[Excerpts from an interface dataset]
########################################

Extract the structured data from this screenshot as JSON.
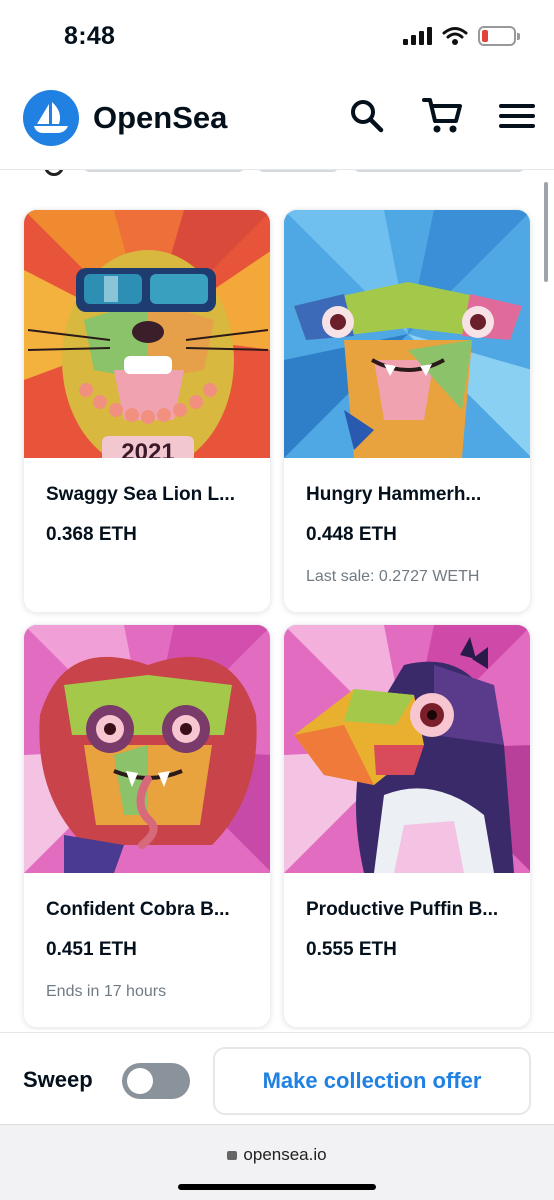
{
  "status_bar": {
    "time": "8:48"
  },
  "header": {
    "brand": "OpenSea"
  },
  "cards": [
    {
      "name": "Swaggy Sea Lion L...",
      "price": "0.368 ETH",
      "sub": ""
    },
    {
      "name": "Hungry Hammerh...",
      "price": "0.448 ETH",
      "sub": "Last sale: 0.2727 WETH"
    },
    {
      "name": "Confident Cobra B...",
      "price": "0.451 ETH",
      "sub": "Ends in 17 hours"
    },
    {
      "name": "Productive Puffin B...",
      "price": "0.555 ETH",
      "sub": ""
    }
  ],
  "bottom_bar": {
    "sweep_label": "Sweep",
    "sweep_on": false,
    "offer_button": "Make collection offer"
  },
  "browser": {
    "url": "opensea.io"
  },
  "colors": {
    "accent": "#2081e2",
    "text": "#04111d",
    "muted": "#707a83"
  },
  "icons": [
    "opensea-logo-icon",
    "search-icon",
    "cart-icon",
    "hamburger-menu-icon",
    "lock-icon",
    "signal-icon",
    "wifi-icon",
    "battery-icon"
  ]
}
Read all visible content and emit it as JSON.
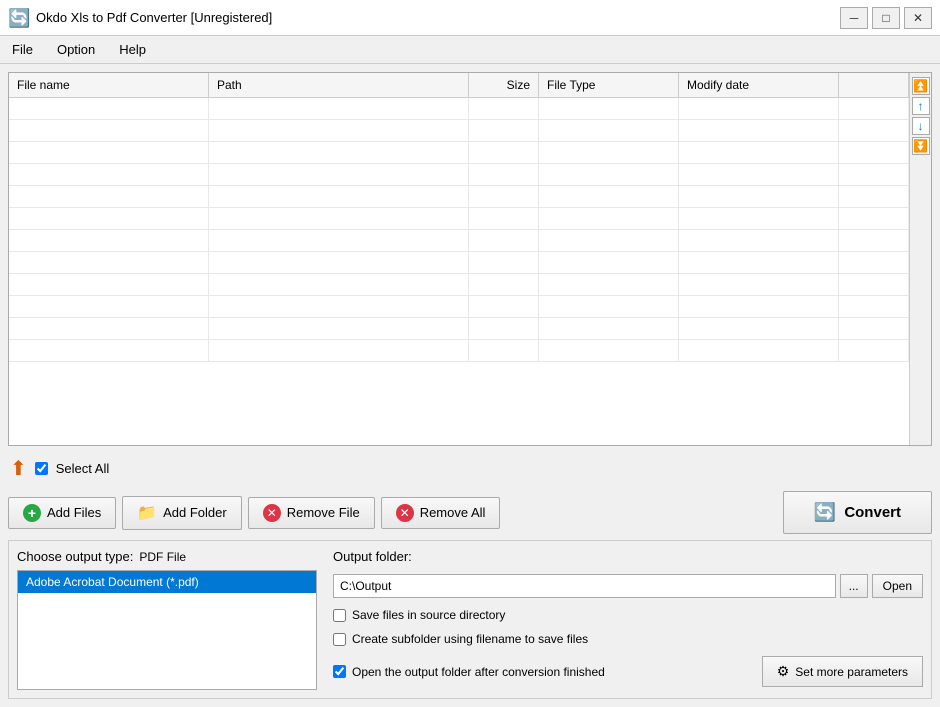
{
  "titleBar": {
    "icon": "🔄",
    "title": "Okdo Xls to Pdf Converter [Unregistered]",
    "minimizeLabel": "─",
    "maximizeLabel": "□",
    "closeLabel": "✕"
  },
  "menuBar": {
    "items": [
      {
        "id": "file",
        "label": "File"
      },
      {
        "id": "option",
        "label": "Option"
      },
      {
        "id": "help",
        "label": "Help"
      }
    ]
  },
  "fileTable": {
    "columns": [
      {
        "id": "filename",
        "label": "File name"
      },
      {
        "id": "path",
        "label": "Path"
      },
      {
        "id": "size",
        "label": "Size"
      },
      {
        "id": "filetype",
        "label": "File Type"
      },
      {
        "id": "modifydate",
        "label": "Modify date"
      }
    ],
    "rows": []
  },
  "scrollControls": {
    "topLabel": "⏫",
    "upLabel": "↑",
    "downLabel": "↓",
    "bottomLabel": "⏬"
  },
  "selectAll": {
    "label": "Select All",
    "checked": true
  },
  "actionButtons": {
    "addFiles": "Add Files",
    "addFolder": "Add Folder",
    "removeFile": "Remove File",
    "removeAll": "Remove All",
    "convert": "Convert"
  },
  "outputType": {
    "label": "Choose output type:",
    "selected": "PDF File",
    "items": [
      {
        "id": "pdf",
        "label": "Adobe Acrobat Document (*.pdf)"
      }
    ]
  },
  "outputFolder": {
    "label": "Output folder:",
    "path": "C:\\Output",
    "browsePlaceholder": "...",
    "openLabel": "Open",
    "checkboxes": [
      {
        "id": "saveInSource",
        "label": "Save files in source directory",
        "checked": false
      },
      {
        "id": "createSubfolder",
        "label": "Create subfolder using filename to save files",
        "checked": false
      },
      {
        "id": "openAfterConversion",
        "label": "Open the output folder after conversion finished",
        "checked": true
      }
    ],
    "setParamsLabel": "Set more parameters"
  }
}
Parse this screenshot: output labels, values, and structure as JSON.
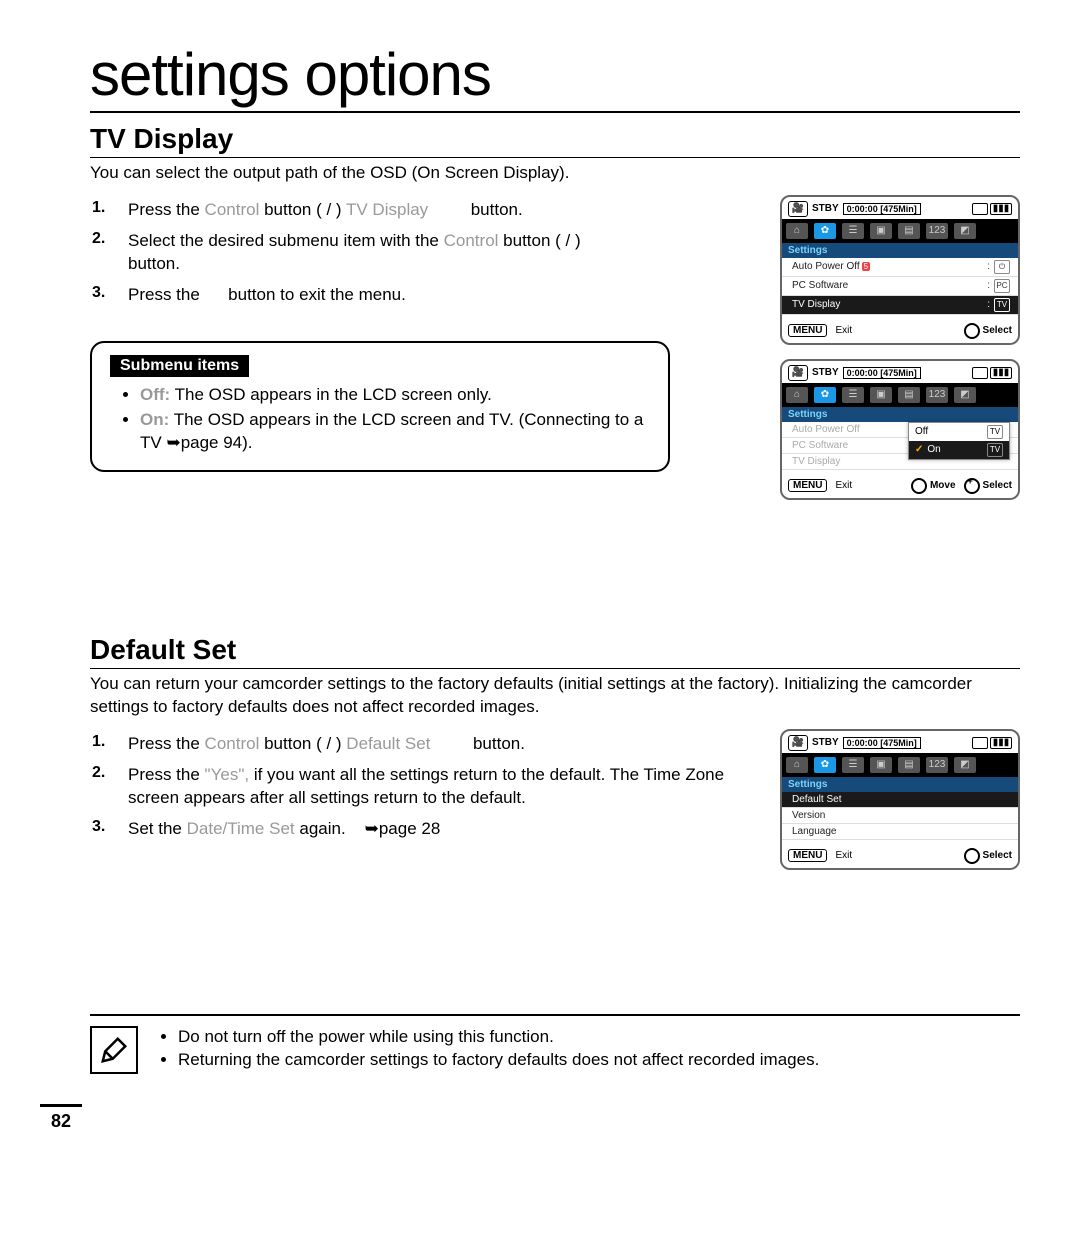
{
  "page_title": "settings options",
  "tv_display": {
    "heading": "TV Display",
    "desc": "You can select the output path of the OSD (On Screen Display).",
    "steps": [
      {
        "pre": "Press the ",
        "f1": "Control",
        "mid1": " button (",
        "mid2": " / ",
        "mid3": ") ",
        "f2": "TV Display",
        "post": " button."
      },
      {
        "pre": "Select the desired submenu item with the ",
        "f1": "Control",
        "mid1": " button (",
        "mid2": " / ",
        "mid3": ") ",
        "post2": "button."
      },
      {
        "pre": "Press the ",
        "mid": " button to exit the menu."
      }
    ],
    "submenu_label": "Submenu items",
    "submenu": [
      {
        "term": "Off:",
        "text": " The OSD appears in the LCD screen only."
      },
      {
        "term": "On:",
        "text": " The OSD appears in the LCD screen and TV. (Connecting to a TV ➥page 94)."
      }
    ]
  },
  "default_set": {
    "heading": "Default Set",
    "desc": "You can return your camcorder settings to the factory defaults (initial settings at the factory). Initializing the camcorder settings to factory defaults does not affect recorded images.",
    "steps": [
      {
        "pre": "Press the ",
        "f1": "Control",
        "mid1": " button (",
        "mid2": " / ",
        "mid3": ") ",
        "f2": "Default Set",
        "post": " button."
      },
      {
        "pre": "Press the ",
        "f1": "\"Yes\",",
        "post": " if you want all the settings return to the default. The Time Zone screen appears after all settings return to the default."
      },
      {
        "pre": "Set the ",
        "f1": "Date/Time Set",
        "mid": " again.",
        "ref": "➥page 28"
      }
    ]
  },
  "screens": {
    "status": "STBY",
    "time": "0:00:00",
    "remain": "[475Min]",
    "tabs_label": "Settings",
    "menu_a": [
      {
        "label": "Auto Power Off",
        "badge": "5"
      },
      {
        "label": "PC Software"
      },
      {
        "label": "TV Display"
      }
    ],
    "popup": {
      "off": "Off",
      "on": "On"
    },
    "menu_b": [
      {
        "label": "Default Set"
      },
      {
        "label": "Version"
      },
      {
        "label": "Language"
      }
    ],
    "bottom": {
      "menu": "MENU",
      "exit": "Exit",
      "select": "Select",
      "move": "Move"
    }
  },
  "notes": [
    "Do not turn off the power while using this function.",
    "Returning the camcorder settings to factory defaults does not affect recorded images."
  ],
  "page_number": "82"
}
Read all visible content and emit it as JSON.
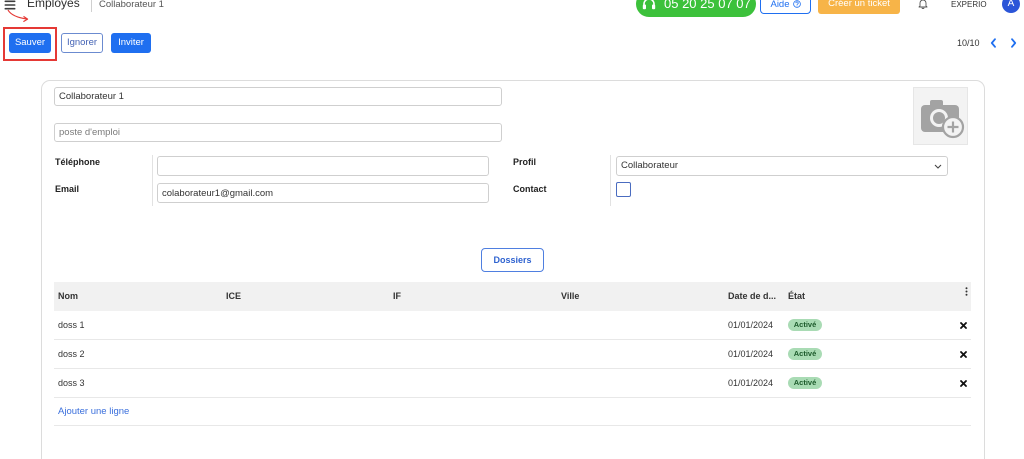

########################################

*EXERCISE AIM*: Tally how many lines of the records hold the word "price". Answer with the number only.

*WRITTEN RESPONSE*: 4